Railroad took security very seriously as a miscreant moving a switch on the tracks could result in huge damage or loss of life. Additionally, railroads used locks to secure their own facilities, supplies, cars, tools, and other valuables, not to mention the valuable freight being shipped by the express companies, or others moving goods around the country.
As railroads expanded and production of locks advanced many different patterns and styles evolved from the fancy “cast back” heart shaped to simpler brass locks to steel locks with stamped initials. Any lock that is cast or stamped with railroad initials or names is collectible and if it looks like any of the locks shown below it could be worth a lot. A lock does not need a key to be valuable, but it is important that it has the original undamaged key cover, that the shackle is not damaged or frozen, that marks and lettering are visible and not overly worn, and that the patina has not been cleaned or polished.
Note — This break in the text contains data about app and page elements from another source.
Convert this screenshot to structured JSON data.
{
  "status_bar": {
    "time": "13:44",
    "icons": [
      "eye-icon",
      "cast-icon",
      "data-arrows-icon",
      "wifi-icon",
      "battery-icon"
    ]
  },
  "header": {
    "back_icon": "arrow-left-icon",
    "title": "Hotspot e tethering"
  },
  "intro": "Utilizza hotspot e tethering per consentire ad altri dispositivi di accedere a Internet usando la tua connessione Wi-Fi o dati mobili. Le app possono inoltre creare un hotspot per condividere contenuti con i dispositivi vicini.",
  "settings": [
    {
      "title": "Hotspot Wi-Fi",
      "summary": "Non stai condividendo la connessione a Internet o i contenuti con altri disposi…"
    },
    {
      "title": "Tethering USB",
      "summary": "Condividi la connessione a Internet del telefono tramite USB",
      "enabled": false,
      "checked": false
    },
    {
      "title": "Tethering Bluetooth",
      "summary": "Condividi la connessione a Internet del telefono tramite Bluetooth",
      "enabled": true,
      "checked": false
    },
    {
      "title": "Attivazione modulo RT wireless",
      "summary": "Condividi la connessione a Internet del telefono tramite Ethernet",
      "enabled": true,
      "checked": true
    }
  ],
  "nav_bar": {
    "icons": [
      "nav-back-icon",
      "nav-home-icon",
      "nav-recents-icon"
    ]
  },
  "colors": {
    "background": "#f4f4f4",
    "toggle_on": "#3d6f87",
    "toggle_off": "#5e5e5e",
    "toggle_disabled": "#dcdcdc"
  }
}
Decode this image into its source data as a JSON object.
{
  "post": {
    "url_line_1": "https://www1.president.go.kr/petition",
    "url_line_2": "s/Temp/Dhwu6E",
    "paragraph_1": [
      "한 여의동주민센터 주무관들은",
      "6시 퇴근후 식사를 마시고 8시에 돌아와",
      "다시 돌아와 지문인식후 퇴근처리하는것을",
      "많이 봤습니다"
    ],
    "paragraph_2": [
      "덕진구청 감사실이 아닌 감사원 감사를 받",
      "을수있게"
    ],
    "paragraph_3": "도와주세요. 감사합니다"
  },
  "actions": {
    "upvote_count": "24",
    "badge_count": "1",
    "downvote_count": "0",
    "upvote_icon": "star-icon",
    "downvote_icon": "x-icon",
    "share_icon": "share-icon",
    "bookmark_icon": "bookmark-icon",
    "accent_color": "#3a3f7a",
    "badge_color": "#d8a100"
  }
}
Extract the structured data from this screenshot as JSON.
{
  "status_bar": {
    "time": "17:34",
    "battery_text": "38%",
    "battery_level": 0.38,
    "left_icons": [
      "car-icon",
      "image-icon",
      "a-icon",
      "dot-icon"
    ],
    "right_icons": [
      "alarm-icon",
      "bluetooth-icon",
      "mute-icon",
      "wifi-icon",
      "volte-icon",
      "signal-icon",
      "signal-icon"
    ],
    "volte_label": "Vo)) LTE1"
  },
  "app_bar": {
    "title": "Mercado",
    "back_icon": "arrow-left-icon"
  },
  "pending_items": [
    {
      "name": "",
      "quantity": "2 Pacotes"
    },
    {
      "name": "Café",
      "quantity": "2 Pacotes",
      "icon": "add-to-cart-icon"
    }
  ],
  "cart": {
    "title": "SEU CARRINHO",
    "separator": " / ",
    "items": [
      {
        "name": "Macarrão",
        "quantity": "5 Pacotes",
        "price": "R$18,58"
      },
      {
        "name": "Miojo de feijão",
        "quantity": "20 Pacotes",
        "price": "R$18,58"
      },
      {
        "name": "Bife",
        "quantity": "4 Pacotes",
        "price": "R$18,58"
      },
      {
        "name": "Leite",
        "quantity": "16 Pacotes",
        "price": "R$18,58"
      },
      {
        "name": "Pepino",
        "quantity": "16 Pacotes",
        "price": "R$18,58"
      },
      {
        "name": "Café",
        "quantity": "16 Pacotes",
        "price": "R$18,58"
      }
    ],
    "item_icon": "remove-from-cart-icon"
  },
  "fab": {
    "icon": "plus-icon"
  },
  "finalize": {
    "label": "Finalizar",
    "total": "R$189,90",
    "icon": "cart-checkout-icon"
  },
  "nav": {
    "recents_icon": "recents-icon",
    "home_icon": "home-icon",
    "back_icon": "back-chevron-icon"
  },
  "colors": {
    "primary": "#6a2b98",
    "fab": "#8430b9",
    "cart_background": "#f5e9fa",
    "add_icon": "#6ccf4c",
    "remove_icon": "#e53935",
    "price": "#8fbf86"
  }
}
Most collectors place a huge value on the patina of a railroad lock and if it is cleaned and polished it can greatly destroy the value.